One of Laoag's famous monuments is known as the Sinking Bell Tower. Built around 1707 by Augustinians after an earthquake, it is one of the oldest and most massive bell towers in the Philippines. Standing at 45 meters ( feet) tall, the structure is of the earthquake baroque style, constructed of locally manufactured bricks, joined with molasses and plastered with lime stucco. The massive base whose foundation is 90 meters (300 ft) supports its graduated upper tiers and is topped with a dome and cross.
Like other earthquake-proof baroque style buildings, the tower has sturdy buttresses and is separate from St. William's Cathedral, which is actually 85 meters (279 ft) away.
Built on sandy soil, the tower has been sinking at a rate of 2.5 cm (one inch) per year, thus lending its landmark name.

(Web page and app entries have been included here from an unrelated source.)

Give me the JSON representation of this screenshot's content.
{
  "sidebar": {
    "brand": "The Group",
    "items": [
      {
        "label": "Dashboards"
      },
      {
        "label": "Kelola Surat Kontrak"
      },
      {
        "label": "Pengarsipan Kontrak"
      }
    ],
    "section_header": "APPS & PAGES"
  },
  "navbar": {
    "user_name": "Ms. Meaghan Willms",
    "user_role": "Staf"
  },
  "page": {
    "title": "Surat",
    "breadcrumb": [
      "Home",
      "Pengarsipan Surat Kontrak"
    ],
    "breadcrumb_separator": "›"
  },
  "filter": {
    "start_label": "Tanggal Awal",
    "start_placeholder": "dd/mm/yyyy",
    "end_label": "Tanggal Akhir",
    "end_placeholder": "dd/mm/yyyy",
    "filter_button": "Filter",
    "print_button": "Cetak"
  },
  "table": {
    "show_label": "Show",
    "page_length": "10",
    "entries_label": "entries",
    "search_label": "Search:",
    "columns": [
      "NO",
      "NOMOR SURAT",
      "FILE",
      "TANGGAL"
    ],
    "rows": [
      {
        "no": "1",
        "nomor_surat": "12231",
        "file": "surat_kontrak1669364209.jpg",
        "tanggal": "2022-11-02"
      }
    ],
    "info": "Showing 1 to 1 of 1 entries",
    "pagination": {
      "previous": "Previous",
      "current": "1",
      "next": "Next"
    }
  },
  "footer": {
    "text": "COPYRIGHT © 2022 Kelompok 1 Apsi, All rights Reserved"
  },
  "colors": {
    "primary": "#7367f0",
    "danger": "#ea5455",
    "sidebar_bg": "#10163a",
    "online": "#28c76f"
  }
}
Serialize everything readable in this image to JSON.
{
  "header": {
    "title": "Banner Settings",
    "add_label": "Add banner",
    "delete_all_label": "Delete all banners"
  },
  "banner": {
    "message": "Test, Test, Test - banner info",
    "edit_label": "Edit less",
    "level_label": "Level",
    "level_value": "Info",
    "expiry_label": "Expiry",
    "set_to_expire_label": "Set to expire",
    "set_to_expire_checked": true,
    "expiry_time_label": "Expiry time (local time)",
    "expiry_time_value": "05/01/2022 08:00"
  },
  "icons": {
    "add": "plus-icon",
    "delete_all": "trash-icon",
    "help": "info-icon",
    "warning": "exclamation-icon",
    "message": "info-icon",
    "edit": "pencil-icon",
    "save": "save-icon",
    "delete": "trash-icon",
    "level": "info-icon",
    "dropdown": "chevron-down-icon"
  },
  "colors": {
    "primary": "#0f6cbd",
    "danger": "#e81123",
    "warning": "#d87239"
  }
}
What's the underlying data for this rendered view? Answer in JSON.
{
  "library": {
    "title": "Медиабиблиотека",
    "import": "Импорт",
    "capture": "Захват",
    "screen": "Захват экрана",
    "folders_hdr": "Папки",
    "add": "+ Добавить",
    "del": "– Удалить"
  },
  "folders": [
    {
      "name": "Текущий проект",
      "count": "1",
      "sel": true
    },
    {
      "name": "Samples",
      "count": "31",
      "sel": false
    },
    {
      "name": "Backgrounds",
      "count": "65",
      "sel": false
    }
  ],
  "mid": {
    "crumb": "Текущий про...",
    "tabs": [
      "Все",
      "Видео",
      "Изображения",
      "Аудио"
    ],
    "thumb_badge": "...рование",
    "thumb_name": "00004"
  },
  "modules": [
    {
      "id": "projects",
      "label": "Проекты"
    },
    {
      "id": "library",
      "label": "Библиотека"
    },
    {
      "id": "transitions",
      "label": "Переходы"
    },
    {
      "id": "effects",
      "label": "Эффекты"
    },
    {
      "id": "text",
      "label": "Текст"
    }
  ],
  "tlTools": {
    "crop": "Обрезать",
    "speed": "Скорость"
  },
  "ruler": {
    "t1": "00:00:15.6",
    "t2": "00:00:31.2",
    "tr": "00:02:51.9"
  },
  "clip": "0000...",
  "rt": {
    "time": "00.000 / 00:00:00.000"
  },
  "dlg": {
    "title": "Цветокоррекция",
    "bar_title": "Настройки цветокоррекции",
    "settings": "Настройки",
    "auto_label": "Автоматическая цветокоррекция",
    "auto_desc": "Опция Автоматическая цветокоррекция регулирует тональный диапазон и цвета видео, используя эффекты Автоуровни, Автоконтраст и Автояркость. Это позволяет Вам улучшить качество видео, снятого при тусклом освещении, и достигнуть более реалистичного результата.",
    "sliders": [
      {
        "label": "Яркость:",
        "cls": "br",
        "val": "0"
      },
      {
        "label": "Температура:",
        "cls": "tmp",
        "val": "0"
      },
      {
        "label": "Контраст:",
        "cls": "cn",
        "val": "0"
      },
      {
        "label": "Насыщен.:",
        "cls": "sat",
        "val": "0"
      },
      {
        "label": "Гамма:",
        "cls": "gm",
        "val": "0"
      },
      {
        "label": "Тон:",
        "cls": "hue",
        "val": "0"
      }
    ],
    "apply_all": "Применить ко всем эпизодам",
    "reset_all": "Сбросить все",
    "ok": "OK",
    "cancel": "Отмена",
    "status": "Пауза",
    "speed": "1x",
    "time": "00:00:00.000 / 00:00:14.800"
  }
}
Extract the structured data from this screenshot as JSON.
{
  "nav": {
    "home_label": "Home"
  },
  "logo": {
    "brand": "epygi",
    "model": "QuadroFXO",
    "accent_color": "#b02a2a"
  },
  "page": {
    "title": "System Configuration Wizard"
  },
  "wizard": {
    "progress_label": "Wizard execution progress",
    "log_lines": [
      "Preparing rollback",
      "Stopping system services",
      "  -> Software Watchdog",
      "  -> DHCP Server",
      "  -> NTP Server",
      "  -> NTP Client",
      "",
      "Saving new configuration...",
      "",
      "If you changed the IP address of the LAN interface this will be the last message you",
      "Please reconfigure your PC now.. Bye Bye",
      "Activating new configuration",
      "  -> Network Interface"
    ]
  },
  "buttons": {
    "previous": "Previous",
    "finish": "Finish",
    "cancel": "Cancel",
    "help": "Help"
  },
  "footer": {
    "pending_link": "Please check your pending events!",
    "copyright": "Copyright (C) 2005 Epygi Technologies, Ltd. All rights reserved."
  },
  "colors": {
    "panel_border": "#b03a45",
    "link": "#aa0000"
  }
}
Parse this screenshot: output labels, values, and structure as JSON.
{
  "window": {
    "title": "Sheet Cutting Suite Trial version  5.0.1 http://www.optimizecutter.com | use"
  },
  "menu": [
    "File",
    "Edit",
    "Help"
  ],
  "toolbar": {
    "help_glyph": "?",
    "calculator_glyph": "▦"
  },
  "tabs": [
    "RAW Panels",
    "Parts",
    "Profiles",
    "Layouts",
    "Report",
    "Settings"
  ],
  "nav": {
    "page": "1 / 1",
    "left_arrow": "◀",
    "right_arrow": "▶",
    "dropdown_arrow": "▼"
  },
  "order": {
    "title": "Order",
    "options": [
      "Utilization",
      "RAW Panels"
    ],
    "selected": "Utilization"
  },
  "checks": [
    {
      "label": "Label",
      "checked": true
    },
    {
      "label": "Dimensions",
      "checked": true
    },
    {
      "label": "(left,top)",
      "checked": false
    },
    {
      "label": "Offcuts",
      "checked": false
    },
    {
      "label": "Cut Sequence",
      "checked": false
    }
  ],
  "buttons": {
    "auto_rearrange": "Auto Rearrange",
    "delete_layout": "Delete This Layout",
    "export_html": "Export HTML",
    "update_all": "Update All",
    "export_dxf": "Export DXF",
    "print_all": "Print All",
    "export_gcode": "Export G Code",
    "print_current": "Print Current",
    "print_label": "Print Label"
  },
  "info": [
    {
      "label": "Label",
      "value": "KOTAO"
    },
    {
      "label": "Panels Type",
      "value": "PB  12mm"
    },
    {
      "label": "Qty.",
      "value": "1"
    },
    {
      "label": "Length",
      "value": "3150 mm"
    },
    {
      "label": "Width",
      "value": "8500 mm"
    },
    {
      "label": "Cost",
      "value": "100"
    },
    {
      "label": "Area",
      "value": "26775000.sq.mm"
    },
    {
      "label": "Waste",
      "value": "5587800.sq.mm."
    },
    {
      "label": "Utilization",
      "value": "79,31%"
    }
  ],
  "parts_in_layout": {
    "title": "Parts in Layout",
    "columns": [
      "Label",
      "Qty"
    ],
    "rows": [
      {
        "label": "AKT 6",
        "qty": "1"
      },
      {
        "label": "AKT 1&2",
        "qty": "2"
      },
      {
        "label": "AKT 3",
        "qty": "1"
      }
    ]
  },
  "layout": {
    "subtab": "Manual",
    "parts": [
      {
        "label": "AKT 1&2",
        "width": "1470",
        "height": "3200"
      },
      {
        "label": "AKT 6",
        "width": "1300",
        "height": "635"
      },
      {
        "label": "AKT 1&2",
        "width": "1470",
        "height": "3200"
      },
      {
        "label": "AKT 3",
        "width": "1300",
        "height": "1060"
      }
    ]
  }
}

At one time, a horse-mounted rider could once enter the vaulted door quite easily; now even a person of ordinary height would have to stoop. Despite its sinking status, the tower still performs its function of calling its Catholic members to mass via massive bells.
When I visited the Ilocos Norte town, entry inside the tower was not permitted.